Data to process:
▽

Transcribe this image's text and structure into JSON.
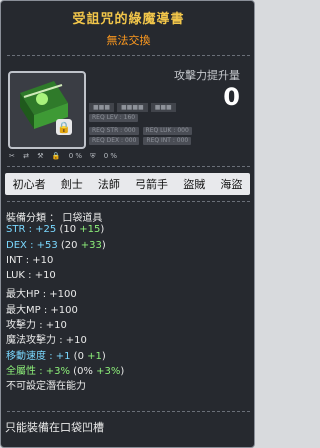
{
  "title": "受詛咒的綠魔導書",
  "subtitle": "無法交換",
  "attack_increase": {
    "label": "攻擊力提升量",
    "value": "0"
  },
  "requirements": {
    "level": "REQ LEV : 160",
    "str": "REQ STR : 000",
    "luk": "REQ LUK : 000",
    "dex": "REQ DEX : 000",
    "int": "REQ INT : 000"
  },
  "percent_icons": [
    "0 %",
    "0 %"
  ],
  "jobs": [
    "初心者",
    "劍士",
    "法師",
    "弓箭手",
    "盜賊",
    "海盜"
  ],
  "stats": [
    {
      "label": "裝備分類 ： 口袋道具",
      "color": "white"
    },
    {
      "label": "STR",
      "base": ": +25",
      "extra": "(10 ",
      "bonus": "+15",
      "close": ")",
      "color": "cyan"
    },
    {
      "label": "DEX",
      "base": ": +53",
      "extra": "(20 ",
      "bonus": "+33",
      "close": ")",
      "color": "cyan"
    },
    {
      "label": "INT",
      "base": ": +10",
      "color": "white"
    },
    {
      "label": "LUK",
      "base": ": +10",
      "color": "white"
    },
    {
      "label": "最大HP",
      "base": ": +100",
      "color": "white"
    },
    {
      "label": "最大MP",
      "base": ": +100",
      "color": "white"
    },
    {
      "label": "攻擊力",
      "base": ": +10",
      "color": "white"
    },
    {
      "label": "魔法攻擊力",
      "base": ": +10",
      "color": "white"
    },
    {
      "label": "移動速度",
      "base": ": +1",
      "extra": "(0 ",
      "bonus": "+1",
      "close": ")",
      "color": "cyan"
    },
    {
      "label": "全屬性",
      "base": ": +3%",
      "extra": "(0% ",
      "bonus": "+3%",
      "close": ")",
      "color": "green"
    },
    {
      "label": "不可設定潛在能力",
      "color": "white"
    }
  ],
  "footer": "只能裝備在口袋凹槽",
  "colors": {
    "title": "#f2c64a",
    "subtitle": "#ff9a1f",
    "cyan": "#7ad8ff",
    "green": "#8df07a"
  }
}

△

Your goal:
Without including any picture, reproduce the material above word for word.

Solution for this problem:
Transcribe this image's text and structure into JSON.
{
  "title": "受詛咒的綠魔導書",
  "subtitle": "無法交換",
  "attack_increase": {
    "label": "攻擊力提升量",
    "value": "0"
  },
  "requirements": {
    "level": "REQ LEV : 160",
    "str": "REQ STR : 000",
    "luk": "REQ LUK : 000",
    "dex": "REQ DEX : 000",
    "int": "REQ INT : 000"
  },
  "percent_icons": [
    "0 %",
    "0 %"
  ],
  "jobs": [
    "初心者",
    "劍士",
    "法師",
    "弓箭手",
    "盜賊",
    "海盜"
  ],
  "stats": [
    {
      "label": "裝備分類 ： 口袋道具",
      "color": "white"
    },
    {
      "label": "STR",
      "base": ": +25",
      "extra": "(10 ",
      "bonus": "+15",
      "close": ")",
      "color": "cyan"
    },
    {
      "label": "DEX",
      "base": ": +53",
      "extra": "(20 ",
      "bonus": "+33",
      "close": ")",
      "color": "cyan"
    },
    {
      "label": "INT",
      "base": ": +10",
      "color": "white"
    },
    {
      "label": "LUK",
      "base": ": +10",
      "color": "white"
    },
    {
      "label": "最大HP",
      "base": ": +100",
      "color": "white"
    },
    {
      "label": "最大MP",
      "base": ": +100",
      "color": "white"
    },
    {
      "label": "攻擊力",
      "base": ": +10",
      "color": "white"
    },
    {
      "label": "魔法攻擊力",
      "base": ": +10",
      "color": "white"
    },
    {
      "label": "移動速度",
      "base": ": +1",
      "extra": "(0 ",
      "bonus": "+1",
      "close": ")",
      "color": "cyan"
    },
    {
      "label": "全屬性",
      "base": ": +3%",
      "extra": "(0% ",
      "bonus": "+3%",
      "close": ")",
      "color": "green"
    },
    {
      "label": "不可設定潛在能力",
      "color": "white"
    }
  ],
  "footer": "只能裝備在口袋凹槽",
  "colors": {
    "title": "#f2c64a",
    "subtitle": "#ff9a1f",
    "cyan": "#7ad8ff",
    "green": "#8df07a"
  }
}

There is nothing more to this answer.